Three people are facing drug charges in the investigation into Philip Seymour Hoffman's death, but they all insist they had nothing to do with the actor's apparent overdose. Four people were arrested yesterday after a tipster told police a Mott Street apartment may be the source of the heroin found in Hoffman's home. Robert Vineberg, a 57-year-old jazz musician, was indicted Wednesday for felony possession of heroin with intent to sell after 300 packets of heroin and a bag of cocaine were found in his apartment. A law enforcement official tells The Wall Street Journal that Hoffman's number was stored in Vineberg's home, but his attorney said, "this case has absolutely nothing to do with the death of Philip Seymour Hoffman," adding that he hopes the DA won't "use Mr. Vineberg as a scapegoat in that unfortunate incident."
Prosecutors did not explicitly link any of the suspects to the heroin found in Hoffman's home, and there's little to suggest the others had anything to do with the actor.
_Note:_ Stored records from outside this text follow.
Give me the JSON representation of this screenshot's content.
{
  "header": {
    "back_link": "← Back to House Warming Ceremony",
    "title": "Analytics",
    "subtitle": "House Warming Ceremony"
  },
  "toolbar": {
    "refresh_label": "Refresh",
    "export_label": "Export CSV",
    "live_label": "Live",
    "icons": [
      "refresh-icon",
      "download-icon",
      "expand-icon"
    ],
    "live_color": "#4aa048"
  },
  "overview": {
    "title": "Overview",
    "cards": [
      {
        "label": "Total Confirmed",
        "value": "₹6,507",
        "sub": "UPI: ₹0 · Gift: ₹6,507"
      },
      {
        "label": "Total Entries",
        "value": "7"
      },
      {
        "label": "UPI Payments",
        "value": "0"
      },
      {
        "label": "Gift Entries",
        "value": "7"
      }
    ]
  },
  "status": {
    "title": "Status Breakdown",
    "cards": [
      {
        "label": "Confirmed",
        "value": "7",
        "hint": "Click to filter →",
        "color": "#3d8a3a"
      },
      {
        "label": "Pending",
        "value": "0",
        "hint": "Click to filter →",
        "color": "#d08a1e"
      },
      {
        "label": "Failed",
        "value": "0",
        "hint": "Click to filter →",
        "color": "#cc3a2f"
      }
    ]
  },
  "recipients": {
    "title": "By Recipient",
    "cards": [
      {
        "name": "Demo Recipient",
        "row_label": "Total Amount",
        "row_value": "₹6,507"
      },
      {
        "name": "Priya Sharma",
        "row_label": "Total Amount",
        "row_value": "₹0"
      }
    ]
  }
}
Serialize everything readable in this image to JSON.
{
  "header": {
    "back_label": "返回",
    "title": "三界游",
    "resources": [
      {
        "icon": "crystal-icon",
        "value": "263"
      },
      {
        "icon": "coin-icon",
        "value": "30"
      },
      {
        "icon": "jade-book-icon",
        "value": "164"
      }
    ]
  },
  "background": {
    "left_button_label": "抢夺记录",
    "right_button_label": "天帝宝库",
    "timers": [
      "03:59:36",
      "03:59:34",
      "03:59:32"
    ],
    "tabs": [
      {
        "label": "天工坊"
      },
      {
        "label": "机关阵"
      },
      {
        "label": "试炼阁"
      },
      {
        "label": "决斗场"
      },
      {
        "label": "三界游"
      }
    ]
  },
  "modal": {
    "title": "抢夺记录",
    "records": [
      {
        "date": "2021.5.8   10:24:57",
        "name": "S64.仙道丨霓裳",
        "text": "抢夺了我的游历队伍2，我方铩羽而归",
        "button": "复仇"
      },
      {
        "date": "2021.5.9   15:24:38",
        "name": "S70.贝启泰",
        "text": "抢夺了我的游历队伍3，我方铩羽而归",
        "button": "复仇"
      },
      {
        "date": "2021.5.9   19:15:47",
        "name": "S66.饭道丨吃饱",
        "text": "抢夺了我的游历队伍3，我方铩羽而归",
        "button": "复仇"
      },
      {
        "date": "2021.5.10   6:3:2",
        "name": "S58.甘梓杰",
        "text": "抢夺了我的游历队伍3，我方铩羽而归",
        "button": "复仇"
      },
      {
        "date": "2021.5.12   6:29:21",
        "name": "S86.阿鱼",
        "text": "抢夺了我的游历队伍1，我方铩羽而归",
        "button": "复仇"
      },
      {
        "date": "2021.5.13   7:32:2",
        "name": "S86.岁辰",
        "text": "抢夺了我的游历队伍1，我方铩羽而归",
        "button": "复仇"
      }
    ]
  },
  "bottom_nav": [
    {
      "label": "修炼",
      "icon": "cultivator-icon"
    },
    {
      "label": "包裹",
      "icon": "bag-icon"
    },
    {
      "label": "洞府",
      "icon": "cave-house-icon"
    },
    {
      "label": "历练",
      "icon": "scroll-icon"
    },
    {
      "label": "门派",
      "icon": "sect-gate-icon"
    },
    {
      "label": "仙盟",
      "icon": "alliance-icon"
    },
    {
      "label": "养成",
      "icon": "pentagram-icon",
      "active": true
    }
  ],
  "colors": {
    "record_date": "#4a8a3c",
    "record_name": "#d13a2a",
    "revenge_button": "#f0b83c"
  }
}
Juliana Luchkiw and Max Rosenblum, both 22, were charged with single misdemeanor counts of criminal possession of a controlled substance after police found two bags of cocaine in their home. Luchkiw is a student at Parsons the New School for Design, and her attorney said, "She was in the wrong place at the wrong time." Prosecutors decided not to charge the fourth person arrested on Tuesday.
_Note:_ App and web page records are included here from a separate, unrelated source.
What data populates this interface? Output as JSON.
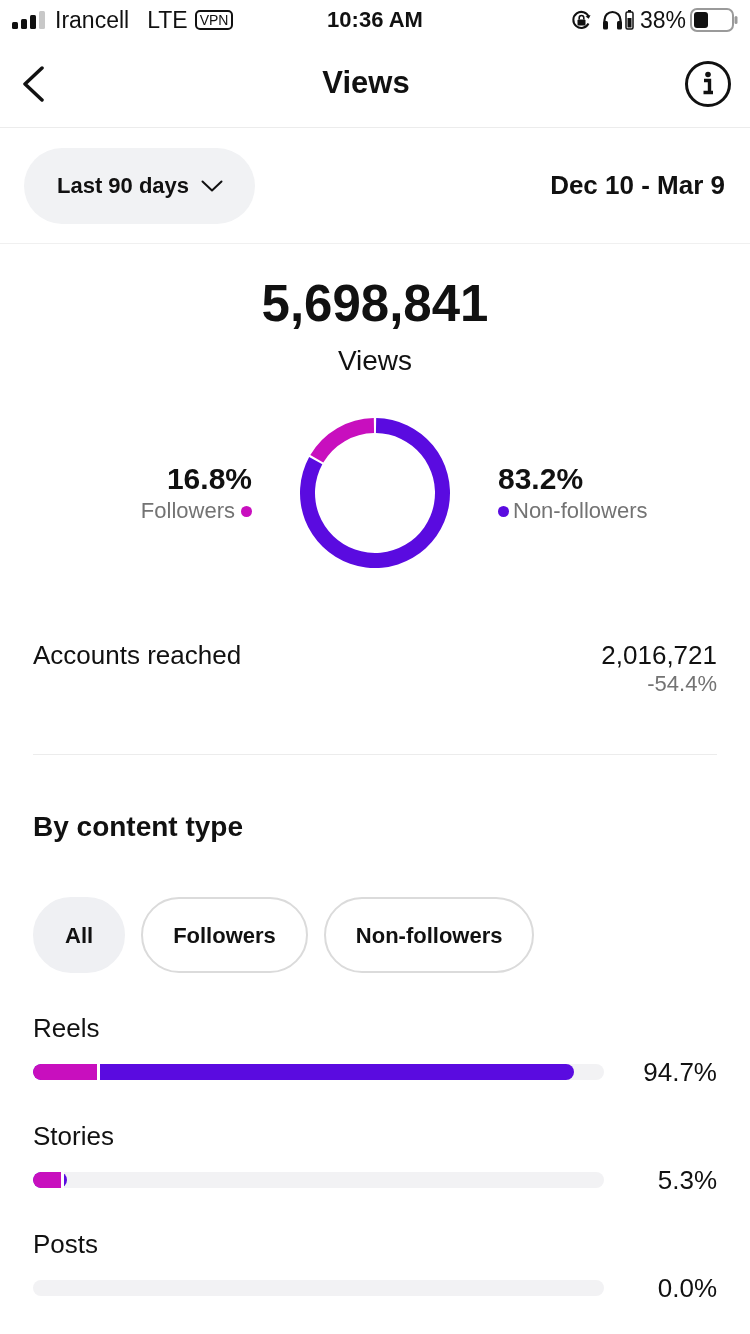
{
  "status_bar": {
    "carrier": "Irancell",
    "network": "LTE",
    "vpn": "VPN",
    "time": "10:36 AM",
    "battery": "38%"
  },
  "nav": {
    "title": "Views"
  },
  "filter": {
    "range": "Last 90 days",
    "dates": "Dec 10 - Mar 9"
  },
  "summary": {
    "total": "5,698,841",
    "label": "Views",
    "chart_data": {
      "type": "donut",
      "categories": [
        "Followers",
        "Non-followers"
      ],
      "values": [
        16.8,
        83.2
      ]
    },
    "legend": [
      {
        "percent": "16.8%",
        "color": "#c80fbe"
      },
      {
        "percent": "83.2%",
        "color": "#5a0be0"
      }
    ]
  },
  "accounts_reached": {
    "label": "Accounts reached",
    "value": "2,016,721",
    "change": "-54.4%"
  },
  "content_type": {
    "title": "By content type",
    "tabs": [
      {
        "label": "All",
        "selected": true
      },
      {
        "label": "Followers",
        "selected": false
      },
      {
        "label": "Non-followers",
        "selected": false
      }
    ],
    "rows": [
      {
        "label": "Reels",
        "percent": "94.7%",
        "segments": [
          {
            "level": 0.112,
            "color": "#c80fbe"
          },
          {
            "level": 0.947,
            "color": "#5a0be0"
          }
        ]
      },
      {
        "label": "Stories",
        "percent": "5.3%",
        "segments": [
          {
            "level": 0.049,
            "color": "#c80fbe"
          },
          {
            "level": 0.059,
            "color": "#5a0be0"
          }
        ]
      },
      {
        "label": "Posts",
        "percent": "0.0%"
      }
    ]
  }
}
All three were denied bail on Wednesday, and The Wall Street Journal reports Luchkiw "looked aghast" and "shouted out an expletive" after the judge's decision. The couple's attorneys criticized the unusual decision to deny bail on misdemeanor charges, and said they plan to push for their clients to be released on Thursday.